In growth-enhancing fertilisation, the growth conditions of trees is improved by applying nitrogen fertiliser in the forest, because the lack of nitrogen is the most common factor restricting tree growth. This improves the vitality of trees, as well as their growth. Nitrogen fertilisation improves forest growth for 6–10 years, amounting to a growth increase of 13–25 cubic metres per hectare. Vibrant trees are also more resistant to different types of forest damage.

Corrective fertilisation rectifies nutrient imbalances that impair the normal growth of trees. It enables trees to make full use of forestland’s growth potential and sequester as much carbon as possible. Corrective fertilisation is only carried out on sites where it is needed.

Fertilisation increases forest growth and helps trees grow sturdy faster.

Exercise caution with ditch network maintenance in peatlands

In peatlands, carry out drainage repair only if tree growth is hampered by excess water, and the trees have clearly benefited from prior drainage. Ditch network maintenance lowers the water level in peatlands. This leaves more peat in aerobic conditions above the water level. In aerobic conditions, peat decomposes, releasing carbon dioxide into the atmosphere. You can protect the carbon storage of peatlands by refraining from unnecessary drainage.
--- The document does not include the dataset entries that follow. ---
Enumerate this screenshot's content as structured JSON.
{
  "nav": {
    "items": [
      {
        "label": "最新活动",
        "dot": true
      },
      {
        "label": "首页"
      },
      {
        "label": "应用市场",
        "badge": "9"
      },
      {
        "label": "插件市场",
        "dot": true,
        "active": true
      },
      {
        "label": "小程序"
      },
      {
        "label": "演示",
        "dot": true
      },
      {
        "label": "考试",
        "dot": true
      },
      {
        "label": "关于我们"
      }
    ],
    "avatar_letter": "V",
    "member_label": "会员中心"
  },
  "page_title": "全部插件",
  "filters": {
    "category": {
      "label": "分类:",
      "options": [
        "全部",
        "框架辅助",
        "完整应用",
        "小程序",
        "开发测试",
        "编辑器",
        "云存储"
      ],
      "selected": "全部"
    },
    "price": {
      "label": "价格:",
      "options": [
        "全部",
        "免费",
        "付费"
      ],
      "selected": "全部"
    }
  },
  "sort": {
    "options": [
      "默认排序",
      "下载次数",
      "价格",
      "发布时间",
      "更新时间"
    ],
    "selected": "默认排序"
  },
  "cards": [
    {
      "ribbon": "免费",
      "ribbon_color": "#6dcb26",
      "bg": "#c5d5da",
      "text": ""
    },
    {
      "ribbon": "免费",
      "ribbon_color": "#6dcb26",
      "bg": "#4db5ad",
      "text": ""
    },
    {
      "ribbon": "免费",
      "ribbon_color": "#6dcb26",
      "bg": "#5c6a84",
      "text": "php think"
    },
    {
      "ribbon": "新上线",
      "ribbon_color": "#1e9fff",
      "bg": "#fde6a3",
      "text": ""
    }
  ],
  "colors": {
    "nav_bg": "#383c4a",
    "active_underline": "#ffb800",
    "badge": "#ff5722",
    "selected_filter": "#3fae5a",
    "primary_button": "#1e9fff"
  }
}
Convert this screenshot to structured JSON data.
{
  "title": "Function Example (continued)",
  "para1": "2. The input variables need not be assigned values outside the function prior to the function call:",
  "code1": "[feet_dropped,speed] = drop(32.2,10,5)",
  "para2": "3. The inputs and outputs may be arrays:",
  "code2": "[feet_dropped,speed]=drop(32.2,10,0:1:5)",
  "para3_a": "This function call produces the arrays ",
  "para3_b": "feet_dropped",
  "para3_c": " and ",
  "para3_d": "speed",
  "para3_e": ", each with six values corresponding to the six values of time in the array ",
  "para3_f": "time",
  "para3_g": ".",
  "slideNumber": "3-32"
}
Although Ditch network maintenance is one of the most important forestry measures in peatlands, it is not always necessary. If the benefit from prior drainage has remained insignificant, ditch network maintenance will not be worthwhile. Avoiding unnecessary drainage repair is also important for the protection of waterways.

However, if drainage repair is deemed necessary, try to avoid making the drains too deep. The trees benefit most when the water level drops to a depth of 35–40 centimetres. A lower water level will not improve tree growth, but may increase carbon and nutrient emissions.

We revised our guidelines for peatland management in 2020. Read more about them here.

Peatland forest management requires competence.

Reforest non-productive land

If your estate has areas that do not grow forest, you could consider their reforestation. You can plant new forest in areas that do not compete with food production, such as pastures or old fields that are no longer cultivated. You can receive state subsidies for reforestation if the area meets the criteria for subsidies, and subsidies remain for distribution in the year in question. Read more here.

Ensure forest biodiversity at all stages of forest management

Dead and decaying wood is needed in addition to carbon sinks. Decaying trees release carbon slowly as they decompose, but they play a very important role in forest biodiversity. Existing dead and decaying trees should therefore be left in place during forestry work, and the amount of decaying wood can be increased by making high biodiversity stumps, for example.

Around a fifth of all species living in Finnish forests depend on decaying wood. This shows how immensely important decaying wood is to the safeguarding of forest biodiversity. In addition to ensuring an adequate amount of decaying wood in the forest, it is important to ensure that it comes in different sizes and at different stages of decay. Decaying wood should be found both lying on the ground and as standing stumps, because different species need different types of it. Read more about forest biodiversity here.

Decaying wood is important to biodiversity.